Record extracts: Begin

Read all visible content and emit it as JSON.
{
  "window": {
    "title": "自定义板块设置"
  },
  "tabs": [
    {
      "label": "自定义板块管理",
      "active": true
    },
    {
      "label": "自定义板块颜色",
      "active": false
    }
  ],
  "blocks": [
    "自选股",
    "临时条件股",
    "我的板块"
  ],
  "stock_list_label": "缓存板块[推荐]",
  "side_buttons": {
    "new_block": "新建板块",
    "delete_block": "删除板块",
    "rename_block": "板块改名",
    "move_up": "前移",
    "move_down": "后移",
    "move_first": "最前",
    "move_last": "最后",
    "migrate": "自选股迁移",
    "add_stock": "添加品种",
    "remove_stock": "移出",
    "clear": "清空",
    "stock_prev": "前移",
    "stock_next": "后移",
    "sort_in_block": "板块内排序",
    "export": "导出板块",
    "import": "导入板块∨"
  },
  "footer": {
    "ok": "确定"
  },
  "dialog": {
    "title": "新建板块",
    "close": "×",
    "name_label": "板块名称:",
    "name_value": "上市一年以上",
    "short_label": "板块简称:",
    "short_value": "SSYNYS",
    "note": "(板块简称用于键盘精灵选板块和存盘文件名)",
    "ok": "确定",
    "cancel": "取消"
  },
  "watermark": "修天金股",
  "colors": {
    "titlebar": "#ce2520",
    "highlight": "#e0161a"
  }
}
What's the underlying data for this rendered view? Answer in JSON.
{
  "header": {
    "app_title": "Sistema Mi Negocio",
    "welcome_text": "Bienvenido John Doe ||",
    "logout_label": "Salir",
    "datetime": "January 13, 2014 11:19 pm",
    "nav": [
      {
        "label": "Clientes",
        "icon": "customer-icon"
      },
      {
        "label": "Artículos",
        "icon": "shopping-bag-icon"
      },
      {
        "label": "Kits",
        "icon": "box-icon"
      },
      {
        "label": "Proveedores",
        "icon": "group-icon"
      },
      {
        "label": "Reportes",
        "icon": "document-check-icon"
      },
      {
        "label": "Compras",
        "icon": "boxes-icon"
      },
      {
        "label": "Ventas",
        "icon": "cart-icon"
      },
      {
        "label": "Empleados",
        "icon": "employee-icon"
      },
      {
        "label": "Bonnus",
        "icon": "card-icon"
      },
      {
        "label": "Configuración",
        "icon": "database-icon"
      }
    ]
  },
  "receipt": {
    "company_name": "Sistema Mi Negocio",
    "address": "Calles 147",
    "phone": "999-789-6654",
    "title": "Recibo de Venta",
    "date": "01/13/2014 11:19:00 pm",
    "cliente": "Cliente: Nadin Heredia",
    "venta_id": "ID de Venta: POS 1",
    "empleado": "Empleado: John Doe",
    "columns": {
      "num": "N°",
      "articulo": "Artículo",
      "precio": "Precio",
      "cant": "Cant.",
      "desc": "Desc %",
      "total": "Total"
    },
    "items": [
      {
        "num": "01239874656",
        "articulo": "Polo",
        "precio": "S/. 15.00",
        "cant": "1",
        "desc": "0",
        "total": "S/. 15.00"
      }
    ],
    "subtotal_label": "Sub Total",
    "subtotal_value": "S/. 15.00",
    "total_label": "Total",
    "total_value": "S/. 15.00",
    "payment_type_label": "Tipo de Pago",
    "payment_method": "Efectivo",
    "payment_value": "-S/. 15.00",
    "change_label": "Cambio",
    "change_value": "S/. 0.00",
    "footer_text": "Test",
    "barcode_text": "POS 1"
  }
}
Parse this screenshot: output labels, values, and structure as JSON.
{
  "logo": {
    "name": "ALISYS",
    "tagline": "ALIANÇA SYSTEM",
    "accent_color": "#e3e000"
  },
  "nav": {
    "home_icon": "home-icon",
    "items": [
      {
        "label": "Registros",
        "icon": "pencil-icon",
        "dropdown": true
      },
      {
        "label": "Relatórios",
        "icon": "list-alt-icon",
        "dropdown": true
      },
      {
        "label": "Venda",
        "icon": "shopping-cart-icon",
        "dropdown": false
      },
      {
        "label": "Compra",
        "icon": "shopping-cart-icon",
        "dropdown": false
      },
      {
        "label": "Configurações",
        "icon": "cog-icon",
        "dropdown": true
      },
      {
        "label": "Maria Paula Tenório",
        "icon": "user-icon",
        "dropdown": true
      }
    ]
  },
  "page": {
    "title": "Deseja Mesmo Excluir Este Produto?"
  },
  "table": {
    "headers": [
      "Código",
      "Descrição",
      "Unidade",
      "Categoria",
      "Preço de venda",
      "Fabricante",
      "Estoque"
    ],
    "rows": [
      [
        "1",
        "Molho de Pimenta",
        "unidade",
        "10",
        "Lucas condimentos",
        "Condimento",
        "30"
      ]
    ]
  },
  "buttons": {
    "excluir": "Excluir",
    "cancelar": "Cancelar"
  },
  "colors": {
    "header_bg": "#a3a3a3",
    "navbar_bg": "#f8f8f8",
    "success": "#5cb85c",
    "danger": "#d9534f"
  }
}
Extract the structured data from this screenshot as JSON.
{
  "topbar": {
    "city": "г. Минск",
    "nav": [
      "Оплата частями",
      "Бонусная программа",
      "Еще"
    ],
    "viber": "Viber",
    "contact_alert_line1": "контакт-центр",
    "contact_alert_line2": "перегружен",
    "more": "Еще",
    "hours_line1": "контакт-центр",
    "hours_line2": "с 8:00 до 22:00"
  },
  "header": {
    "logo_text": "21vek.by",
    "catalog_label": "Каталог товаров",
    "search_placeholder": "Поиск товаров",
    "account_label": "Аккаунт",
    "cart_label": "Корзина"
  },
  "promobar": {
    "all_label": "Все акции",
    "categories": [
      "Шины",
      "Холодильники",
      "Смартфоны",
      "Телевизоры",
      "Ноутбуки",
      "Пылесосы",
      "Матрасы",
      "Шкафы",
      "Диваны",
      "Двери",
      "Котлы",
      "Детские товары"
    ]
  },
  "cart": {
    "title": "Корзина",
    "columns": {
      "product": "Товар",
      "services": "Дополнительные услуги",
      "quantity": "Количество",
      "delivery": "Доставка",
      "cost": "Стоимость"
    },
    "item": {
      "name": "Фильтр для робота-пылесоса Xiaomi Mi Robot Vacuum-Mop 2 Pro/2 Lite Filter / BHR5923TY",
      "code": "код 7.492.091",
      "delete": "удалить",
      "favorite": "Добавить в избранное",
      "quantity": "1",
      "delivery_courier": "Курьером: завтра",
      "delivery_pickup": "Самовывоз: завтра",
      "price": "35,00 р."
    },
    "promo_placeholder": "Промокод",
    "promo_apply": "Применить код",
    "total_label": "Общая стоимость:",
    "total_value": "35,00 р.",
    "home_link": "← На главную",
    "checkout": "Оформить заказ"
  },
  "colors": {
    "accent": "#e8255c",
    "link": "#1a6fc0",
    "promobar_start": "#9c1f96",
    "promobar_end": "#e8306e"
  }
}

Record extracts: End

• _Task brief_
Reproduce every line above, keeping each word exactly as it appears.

• _Answer_
Read all visible content and emit it as JSON.
{
  "window": {
    "title": "自定义板块设置"
  },
  "tabs": [
    {
      "label": "自定义板块管理",
      "active": true
    },
    {
      "label": "自定义板块颜色",
      "active": false
    }
  ],
  "blocks": [
    "自选股",
    "临时条件股",
    "我的板块"
  ],
  "stock_list_label": "缓存板块[推荐]",
  "side_buttons": {
    "new_block": "新建板块",
    "delete_block": "删除板块",
    "rename_block": "板块改名",
    "move_up": "前移",
    "move_down": "后移",
    "move_first": "最前",
    "move_last": "最后",
    "migrate": "自选股迁移",
    "add_stock": "添加品种",
    "remove_stock": "移出",
    "clear": "清空",
    "stock_prev": "前移",
    "stock_next": "后移",
    "sort_in_block": "板块内排序",
    "export": "导出板块",
    "import": "导入板块∨"
  },
  "footer": {
    "ok": "确定"
  },
  "dialog": {
    "title": "新建板块",
    "close": "×",
    "name_label": "板块名称:",
    "name_value": "上市一年以上",
    "short_label": "板块简称:",
    "short_value": "SSYNYS",
    "note": "(板块简称用于键盘精灵选板块和存盘文件名)",
    "ok": "确定",
    "cancel": "取消"
  },
  "watermark": "修天金股",
  "colors": {
    "titlebar": "#ce2520",
    "highlight": "#e0161a"
  }
}
What's the underlying data for this rendered view? Answer in JSON.
{
  "header": {
    "app_title": "Sistema Mi Negocio",
    "welcome_text": "Bienvenido John Doe ||",
    "logout_label": "Salir",
    "datetime": "January 13, 2014 11:19 pm",
    "nav": [
      {
        "label": "Clientes",
        "icon": "customer-icon"
      },
      {
        "label": "Artículos",
        "icon": "shopping-bag-icon"
      },
      {
        "label": "Kits",
        "icon": "box-icon"
      },
      {
        "label": "Proveedores",
        "icon": "group-icon"
      },
      {
        "label": "Reportes",
        "icon": "document-check-icon"
      },
      {
        "label": "Compras",
        "icon": "boxes-icon"
      },
      {
        "label": "Ventas",
        "icon": "cart-icon"
      },
      {
        "label": "Empleados",
        "icon": "employee-icon"
      },
      {
        "label": "Bonnus",
        "icon": "card-icon"
      },
      {
        "label": "Configuración",
        "icon": "database-icon"
      }
    ]
  },
  "receipt": {
    "company_name": "Sistema Mi Negocio",
    "address": "Calles 147",
    "phone": "999-789-6654",
    "title": "Recibo de Venta",
    "date": "01/13/2014 11:19:00 pm",
    "cliente": "Cliente: Nadin Heredia",
    "venta_id": "ID de Venta: POS 1",
    "empleado": "Empleado: John Doe",
    "columns": {
      "num": "N°",
      "articulo": "Artículo",
      "precio": "Precio",
      "cant": "Cant.",
      "desc": "Desc %",
      "total": "Total"
    },
    "items": [
      {
        "num": "01239874656",
        "articulo": "Polo",
        "precio": "S/. 15.00",
        "cant": "1",
        "desc": "0",
        "total": "S/. 15.00"
      }
    ],
    "subtotal_label": "Sub Total",
    "subtotal_value": "S/. 15.00",
    "total_label": "Total",
    "total_value": "S/. 15.00",
    "payment_type_label": "Tipo de Pago",
    "payment_method": "Efectivo",
    "payment_value": "-S/. 15.00",
    "change_label": "Cambio",
    "change_value": "S/. 0.00",
    "footer_text": "Test",
    "barcode_text": "POS 1"
  }
}
Parse this screenshot: output labels, values, and structure as JSON.
{
  "logo": {
    "name": "ALISYS",
    "tagline": "ALIANÇA SYSTEM",
    "accent_color": "#e3e000"
  },
  "nav": {
    "home_icon": "home-icon",
    "items": [
      {
        "label": "Registros",
        "icon": "pencil-icon",
        "dropdown": true
      },
      {
        "label": "Relatórios",
        "icon": "list-alt-icon",
        "dropdown": true
      },
      {
        "label": "Venda",
        "icon": "shopping-cart-icon",
        "dropdown": false
      },
      {
        "label": "Compra",
        "icon": "shopping-cart-icon",
        "dropdown": false
      },
      {
        "label": "Configurações",
        "icon": "cog-icon",
        "dropdown": true
      },
      {
        "label": "Maria Paula Tenório",
        "icon": "user-icon",
        "dropdown": true
      }
    ]
  },
  "page": {
    "title": "Deseja Mesmo Excluir Este Produto?"
  },
  "table": {
    "headers": [
      "Código",
      "Descrição",
      "Unidade",
      "Categoria",
      "Preço de venda",
      "Fabricante",
      "Estoque"
    ],
    "rows": [
      [
        "1",
        "Molho de Pimenta",
        "unidade",
        "10",
        "Lucas condimentos",
        "Condimento",
        "30"
      ]
    ]
  },
  "buttons": {
    "excluir": "Excluir",
    "cancelar": "Cancelar"
  },
  "colors": {
    "header_bg": "#a3a3a3",
    "navbar_bg": "#f8f8f8",
    "success": "#5cb85c",
    "danger": "#d9534f"
  }
}
Extract the structured data from this screenshot as JSON.
{
  "topbar": {
    "city": "г. Минск",
    "nav": [
      "Оплата частями",
      "Бонусная программа",
      "Еще"
    ],
    "viber": "Viber",
    "contact_alert_line1": "контакт-центр",
    "contact_alert_line2": "перегружен",
    "more": "Еще",
    "hours_line1": "контакт-центр",
    "hours_line2": "с 8:00 до 22:00"
  },
  "header": {
    "logo_text": "21vek.by",
    "catalog_label": "Каталог товаров",
    "search_placeholder": "Поиск товаров",
    "account_label": "Аккаунт",
    "cart_label": "Корзина"
  },
  "promobar": {
    "all_label": "Все акции",
    "categories": [
      "Шины",
      "Холодильники",
      "Смартфоны",
      "Телевизоры",
      "Ноутбуки",
      "Пылесосы",
      "Матрасы",
      "Шкафы",
      "Диваны",
      "Двери",
      "Котлы",
      "Детские товары"
    ]
  },
  "cart": {
    "title": "Корзина",
    "columns": {
      "product": "Товар",
      "services": "Дополнительные услуги",
      "quantity": "Количество",
      "delivery": "Доставка",
      "cost": "Стоимость"
    },
    "item": {
      "name": "Фильтр для робота-пылесоса Xiaomi Mi Robot Vacuum-Mop 2 Pro/2 Lite Filter / BHR5923TY",
      "code": "код 7.492.091",
      "delete": "удалить",
      "favorite": "Добавить в избранное",
      "quantity": "1",
      "delivery_courier": "Курьером: завтра",
      "delivery_pickup": "Самовывоз: завтра",
      "price": "35,00 р."
    },
    "promo_placeholder": "Промокод",
    "promo_apply": "Применить код",
    "total_label": "Общая стоимость:",
    "total_value": "35,00 р.",
    "home_link": "← На главную",
    "checkout": "Оформить заказ"
  },
  "colors": {
    "accent": "#e8255c",
    "link": "#1a6fc0",
    "promobar_start": "#9c1f96",
    "promobar_end": "#e8306e"
  }
}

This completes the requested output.